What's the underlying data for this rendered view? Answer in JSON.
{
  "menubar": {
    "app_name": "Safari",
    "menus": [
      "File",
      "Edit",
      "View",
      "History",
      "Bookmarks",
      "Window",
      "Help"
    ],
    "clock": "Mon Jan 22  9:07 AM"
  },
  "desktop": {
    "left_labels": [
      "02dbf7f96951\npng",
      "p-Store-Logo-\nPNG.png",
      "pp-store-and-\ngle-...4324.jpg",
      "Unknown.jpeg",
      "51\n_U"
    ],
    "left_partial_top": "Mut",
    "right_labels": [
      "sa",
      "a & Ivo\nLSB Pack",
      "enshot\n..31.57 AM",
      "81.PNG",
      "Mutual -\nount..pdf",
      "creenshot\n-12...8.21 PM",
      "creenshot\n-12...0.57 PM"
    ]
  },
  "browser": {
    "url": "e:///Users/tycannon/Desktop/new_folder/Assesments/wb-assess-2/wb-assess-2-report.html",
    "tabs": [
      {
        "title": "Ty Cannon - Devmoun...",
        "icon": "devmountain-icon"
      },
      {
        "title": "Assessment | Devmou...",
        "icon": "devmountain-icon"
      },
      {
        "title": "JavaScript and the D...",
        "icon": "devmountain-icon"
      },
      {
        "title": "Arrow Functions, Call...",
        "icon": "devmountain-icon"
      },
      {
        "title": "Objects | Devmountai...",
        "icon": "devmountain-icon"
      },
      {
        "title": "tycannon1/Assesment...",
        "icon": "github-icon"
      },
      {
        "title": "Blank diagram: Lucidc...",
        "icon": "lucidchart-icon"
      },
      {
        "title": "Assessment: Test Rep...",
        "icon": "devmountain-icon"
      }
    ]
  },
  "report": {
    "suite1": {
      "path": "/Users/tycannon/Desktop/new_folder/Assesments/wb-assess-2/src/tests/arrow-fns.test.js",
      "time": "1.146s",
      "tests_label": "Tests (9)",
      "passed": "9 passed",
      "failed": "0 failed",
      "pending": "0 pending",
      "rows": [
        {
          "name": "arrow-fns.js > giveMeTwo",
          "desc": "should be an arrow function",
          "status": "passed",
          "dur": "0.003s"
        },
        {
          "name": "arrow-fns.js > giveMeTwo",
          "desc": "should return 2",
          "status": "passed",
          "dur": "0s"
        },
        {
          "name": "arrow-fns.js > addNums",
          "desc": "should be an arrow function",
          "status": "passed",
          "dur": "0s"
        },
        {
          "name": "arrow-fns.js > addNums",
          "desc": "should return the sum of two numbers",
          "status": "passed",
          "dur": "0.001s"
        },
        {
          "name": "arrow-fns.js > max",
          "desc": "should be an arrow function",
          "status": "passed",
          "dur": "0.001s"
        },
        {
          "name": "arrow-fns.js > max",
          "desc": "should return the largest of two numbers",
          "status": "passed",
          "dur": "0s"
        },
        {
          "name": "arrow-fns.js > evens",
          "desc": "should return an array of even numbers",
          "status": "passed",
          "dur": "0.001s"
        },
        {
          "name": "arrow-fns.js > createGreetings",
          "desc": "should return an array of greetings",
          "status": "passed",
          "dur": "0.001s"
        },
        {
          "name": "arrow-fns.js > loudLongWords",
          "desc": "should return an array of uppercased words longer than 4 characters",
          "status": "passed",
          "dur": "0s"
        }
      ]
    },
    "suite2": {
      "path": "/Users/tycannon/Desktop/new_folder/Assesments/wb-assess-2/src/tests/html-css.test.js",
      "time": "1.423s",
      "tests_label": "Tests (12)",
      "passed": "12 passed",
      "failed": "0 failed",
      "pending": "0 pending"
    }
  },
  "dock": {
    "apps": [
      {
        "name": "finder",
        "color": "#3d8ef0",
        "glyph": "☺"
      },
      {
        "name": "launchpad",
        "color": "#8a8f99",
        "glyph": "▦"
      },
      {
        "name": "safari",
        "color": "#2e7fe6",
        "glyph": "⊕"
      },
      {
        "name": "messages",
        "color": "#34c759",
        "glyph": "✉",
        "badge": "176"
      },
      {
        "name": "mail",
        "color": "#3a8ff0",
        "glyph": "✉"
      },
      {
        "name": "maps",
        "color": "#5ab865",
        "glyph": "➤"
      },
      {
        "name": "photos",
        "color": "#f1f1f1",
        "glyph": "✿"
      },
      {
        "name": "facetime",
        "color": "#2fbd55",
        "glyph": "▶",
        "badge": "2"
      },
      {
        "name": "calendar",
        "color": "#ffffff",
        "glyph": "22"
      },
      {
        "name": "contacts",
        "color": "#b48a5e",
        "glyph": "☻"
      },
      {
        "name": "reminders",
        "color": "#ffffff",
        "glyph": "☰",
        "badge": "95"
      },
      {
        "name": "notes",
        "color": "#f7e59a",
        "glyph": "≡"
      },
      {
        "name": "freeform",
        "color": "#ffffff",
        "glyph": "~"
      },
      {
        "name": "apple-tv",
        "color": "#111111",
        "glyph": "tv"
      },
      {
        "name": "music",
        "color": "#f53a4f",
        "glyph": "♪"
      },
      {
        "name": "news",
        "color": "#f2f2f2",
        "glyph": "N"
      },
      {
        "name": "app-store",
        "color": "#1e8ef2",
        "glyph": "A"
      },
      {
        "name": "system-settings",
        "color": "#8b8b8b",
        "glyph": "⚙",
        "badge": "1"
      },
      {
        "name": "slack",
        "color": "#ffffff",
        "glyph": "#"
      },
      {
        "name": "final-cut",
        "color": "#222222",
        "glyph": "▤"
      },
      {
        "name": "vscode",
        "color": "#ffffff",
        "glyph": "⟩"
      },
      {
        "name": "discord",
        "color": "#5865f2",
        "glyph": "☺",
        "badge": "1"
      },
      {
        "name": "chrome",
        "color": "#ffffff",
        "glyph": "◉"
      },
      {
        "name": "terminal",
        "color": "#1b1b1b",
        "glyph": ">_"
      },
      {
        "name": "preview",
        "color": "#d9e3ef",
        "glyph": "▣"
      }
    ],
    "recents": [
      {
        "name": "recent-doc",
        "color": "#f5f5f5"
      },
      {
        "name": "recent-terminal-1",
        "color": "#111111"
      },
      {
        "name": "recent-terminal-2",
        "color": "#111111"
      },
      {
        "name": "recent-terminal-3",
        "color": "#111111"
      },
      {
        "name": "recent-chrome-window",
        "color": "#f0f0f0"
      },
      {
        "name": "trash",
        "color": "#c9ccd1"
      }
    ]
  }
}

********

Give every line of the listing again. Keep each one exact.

### Solved problem
What's the underlying data for this rendered view? Answer in JSON.
{
  "menubar": {
    "app_name": "Safari",
    "menus": [
      "File",
      "Edit",
      "View",
      "History",
      "Bookmarks",
      "Window",
      "Help"
    ],
    "clock": "Mon Jan 22  9:07 AM"
  },
  "desktop": {
    "left_labels": [
      "02dbf7f96951\npng",
      "p-Store-Logo-\nPNG.png",
      "pp-store-and-\ngle-...4324.jpg",
      "Unknown.jpeg",
      "51\n_U"
    ],
    "left_partial_top": "Mut",
    "right_labels": [
      "sa",
      "a & Ivo\nLSB Pack",
      "enshot\n..31.57 AM",
      "81.PNG",
      "Mutual -\nount..pdf",
      "creenshot\n-12...8.21 PM",
      "creenshot\n-12...0.57 PM"
    ]
  },
  "browser": {
    "url": "e:///Users/tycannon/Desktop/new_folder/Assesments/wb-assess-2/wb-assess-2-report.html",
    "tabs": [
      {
        "title": "Ty Cannon - Devmoun...",
        "icon": "devmountain-icon"
      },
      {
        "title": "Assessment | Devmou...",
        "icon": "devmountain-icon"
      },
      {
        "title": "JavaScript and the D...",
        "icon": "devmountain-icon"
      },
      {
        "title": "Arrow Functions, Call...",
        "icon": "devmountain-icon"
      },
      {
        "title": "Objects | Devmountai...",
        "icon": "devmountain-icon"
      },
      {
        "title": "tycannon1/Assesment...",
        "icon": "github-icon"
      },
      {
        "title": "Blank diagram: Lucidc...",
        "icon": "lucidchart-icon"
      },
      {
        "title": "Assessment: Test Rep...",
        "icon": "devmountain-icon"
      }
    ]
  },
  "report": {
    "suite1": {
      "path": "/Users/tycannon/Desktop/new_folder/Assesments/wb-assess-2/src/tests/arrow-fns.test.js",
      "time": "1.146s",
      "tests_label": "Tests (9)",
      "passed": "9 passed",
      "failed": "0 failed",
      "pending": "0 pending",
      "rows": [
        {
          "name": "arrow-fns.js > giveMeTwo",
          "desc": "should be an arrow function",
          "status": "passed",
          "dur": "0.003s"
        },
        {
          "name": "arrow-fns.js > giveMeTwo",
          "desc": "should return 2",
          "status": "passed",
          "dur": "0s"
        },
        {
          "name": "arrow-fns.js > addNums",
          "desc": "should be an arrow function",
          "status": "passed",
          "dur": "0s"
        },
        {
          "name": "arrow-fns.js > addNums",
          "desc": "should return the sum of two numbers",
          "status": "passed",
          "dur": "0.001s"
        },
        {
          "name": "arrow-fns.js > max",
          "desc": "should be an arrow function",
          "status": "passed",
          "dur": "0.001s"
        },
        {
          "name": "arrow-fns.js > max",
          "desc": "should return the largest of two numbers",
          "status": "passed",
          "dur": "0s"
        },
        {
          "name": "arrow-fns.js > evens",
          "desc": "should return an array of even numbers",
          "status": "passed",
          "dur": "0.001s"
        },
        {
          "name": "arrow-fns.js > createGreetings",
          "desc": "should return an array of greetings",
          "status": "passed",
          "dur": "0.001s"
        },
        {
          "name": "arrow-fns.js > loudLongWords",
          "desc": "should return an array of uppercased words longer than 4 characters",
          "status": "passed",
          "dur": "0s"
        }
      ]
    },
    "suite2": {
      "path": "/Users/tycannon/Desktop/new_folder/Assesments/wb-assess-2/src/tests/html-css.test.js",
      "time": "1.423s",
      "tests_label": "Tests (12)",
      "passed": "12 passed",
      "failed": "0 failed",
      "pending": "0 pending"
    }
  },
  "dock": {
    "apps": [
      {
        "name": "finder",
        "color": "#3d8ef0",
        "glyph": "☺"
      },
      {
        "name": "launchpad",
        "color": "#8a8f99",
        "glyph": "▦"
      },
      {
        "name": "safari",
        "color": "#2e7fe6",
        "glyph": "⊕"
      },
      {
        "name": "messages",
        "color": "#34c759",
        "glyph": "✉",
        "badge": "176"
      },
      {
        "name": "mail",
        "color": "#3a8ff0",
        "glyph": "✉"
      },
      {
        "name": "maps",
        "color": "#5ab865",
        "glyph": "➤"
      },
      {
        "name": "photos",
        "color": "#f1f1f1",
        "glyph": "✿"
      },
      {
        "name": "facetime",
        "color": "#2fbd55",
        "glyph": "▶",
        "badge": "2"
      },
      {
        "name": "calendar",
        "color": "#ffffff",
        "glyph": "22"
      },
      {
        "name": "contacts",
        "color": "#b48a5e",
        "glyph": "☻"
      },
      {
        "name": "reminders",
        "color": "#ffffff",
        "glyph": "☰",
        "badge": "95"
      },
      {
        "name": "notes",
        "color": "#f7e59a",
        "glyph": "≡"
      },
      {
        "name": "freeform",
        "color": "#ffffff",
        "glyph": "~"
      },
      {
        "name": "apple-tv",
        "color": "#111111",
        "glyph": "tv"
      },
      {
        "name": "music",
        "color": "#f53a4f",
        "glyph": "♪"
      },
      {
        "name": "news",
        "color": "#f2f2f2",
        "glyph": "N"
      },
      {
        "name": "app-store",
        "color": "#1e8ef2",
        "glyph": "A"
      },
      {
        "name": "system-settings",
        "color": "#8b8b8b",
        "glyph": "⚙",
        "badge": "1"
      },
      {
        "name": "slack",
        "color": "#ffffff",
        "glyph": "#"
      },
      {
        "name": "final-cut",
        "color": "#222222",
        "glyph": "▤"
      },
      {
        "name": "vscode",
        "color": "#ffffff",
        "glyph": "⟩"
      },
      {
        "name": "discord",
        "color": "#5865f2",
        "glyph": "☺",
        "badge": "1"
      },
      {
        "name": "chrome",
        "color": "#ffffff",
        "glyph": "◉"
      },
      {
        "name": "terminal",
        "color": "#1b1b1b",
        "glyph": ">_"
      },
      {
        "name": "preview",
        "color": "#d9e3ef",
        "glyph": "▣"
      }
    ],
    "recents": [
      {
        "name": "recent-doc",
        "color": "#f5f5f5"
      },
      {
        "name": "recent-terminal-1",
        "color": "#111111"
      },
      {
        "name": "recent-terminal-2",
        "color": "#111111"
      },
      {
        "name": "recent-terminal-3",
        "color": "#111111"
      },
      {
        "name": "recent-chrome-window",
        "color": "#f0f0f0"
      },
      {
        "name": "trash",
        "color": "#c9ccd1"
      }
    ]
  }
}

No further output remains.